When Casey Anthony was acquitted of murder in Florida earlier this month, people across the country expressed outrage over the verdict, saying Anthony was actually guilty of murdering her two-year-old daughter, Caylee. One of the more bizarre and potentially damning facts to come out in the trial was the fact that the young mother did not report her daughter’s disappearance for 31 days. Just hours after the verdict was announced, a mother of two in Oklahoma created a petition calling for lawmakers to draft “Caylee’s Law,” which would have punished Anthony for not reporting her daughter missing within 24 hours. The effort went viral.
Since then, lawmakers in more than 20 states have made moves to introduce “Caylee’s Law” in one form or another. Even though the Oregon Legislature won’t be in session again until February, 2012, Rep. Shawn Lindsay (R-Hillsboro) has already said he’ll introduce a “Caylee’s Law” bill in Oregon as soon as he has the opportunity. He says he’s received hundreds of emails urging him to take action on the idea.

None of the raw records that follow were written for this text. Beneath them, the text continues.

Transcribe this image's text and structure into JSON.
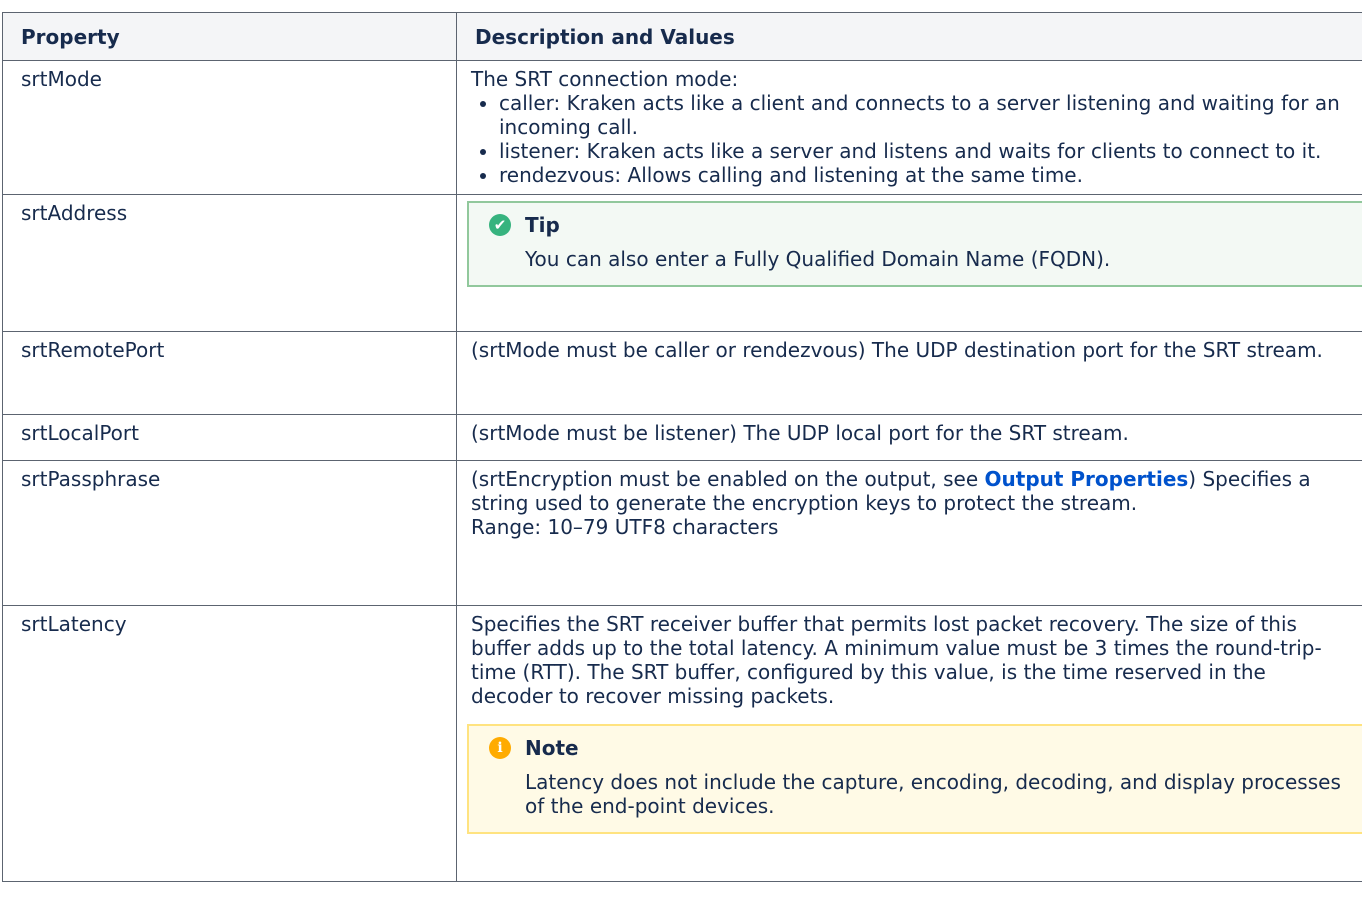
{
  "table": {
    "headers": [
      "Property",
      "Description and Values"
    ],
    "srtMode": {
      "name": "srtMode",
      "intro": "The SRT connection mode:",
      "items": [
        "caller: Kraken acts like a client and connects to a server listening and waiting for an incoming call.",
        "listener: Kraken acts like a server and listens and waits for clients to connect to it.",
        "rendezvous: Allows calling and listening at the same time."
      ]
    },
    "srtAddress": {
      "name": "srtAddress",
      "tip_title": "Tip",
      "tip_body": "You can also enter a Fully Qualified Domain Name (FQDN).",
      "tip_icon": "check-circle-icon"
    },
    "srtRemotePort": {
      "name": "srtRemotePort",
      "desc": "(srtMode must be caller or rendezvous) The UDP destination port for the SRT stream."
    },
    "srtLocalPort": {
      "name": "srtLocalPort",
      "desc": "(srtMode must be listener) The UDP local port for the SRT stream."
    },
    "srtPassphrase": {
      "name": "srtPassphrase",
      "desc_pre": "(srtEncryption must be enabled on the output, see ",
      "link": "Output Properties",
      "desc_post": ") Specifies a string used to generate the encryption keys to protect the stream.",
      "range": "Range: 10–79 UTF8 characters"
    },
    "srtLatency": {
      "name": "srtLatency",
      "desc": "Specifies the SRT receiver buffer that permits lost packet recovery. The size of this buffer adds up to the total latency. A minimum value must be 3 times the round-trip-time (RTT). The SRT buffer, configured by this value, is the time reserved in the decoder to recover missing packets.",
      "note_title": "Note",
      "note_body": "Latency does not include the capture, encoding, decoding, and display processes of the end-point devices.",
      "note_icon": "info-icon"
    }
  },
  "colors": {
    "tip_bg": "#f3f9f4",
    "tip_border": "#91c89c",
    "note_bg": "#fffae6",
    "note_border": "#ffe380",
    "link": "#0052cc",
    "header_bg": "#f4f5f7"
  }
}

Not everyone agrees, however, that such a law is necessary. Some are even calling it a bad idea, arguing that it could end up providing a tool to punish innocent, law-abiding parents who may not report a missing child promptly for a number of reasons. Another concern is that “Caylee’s Law” could result in over-reporting from parents worried about violating the statute, thus overwhelming law enforcement. One writer for Salon.com says that laws named for crime victims are usually not good policies because they are so fraught with emotion.
Are you a parent? Do you think “Caylee’s Law” is necessary in Oregon? Why or why not?
- Shawn Lindsay: Oregon state representative (R-Hillsboro)
- Radley Balko: Senior writer and criminal justice reporter for The Huffington Post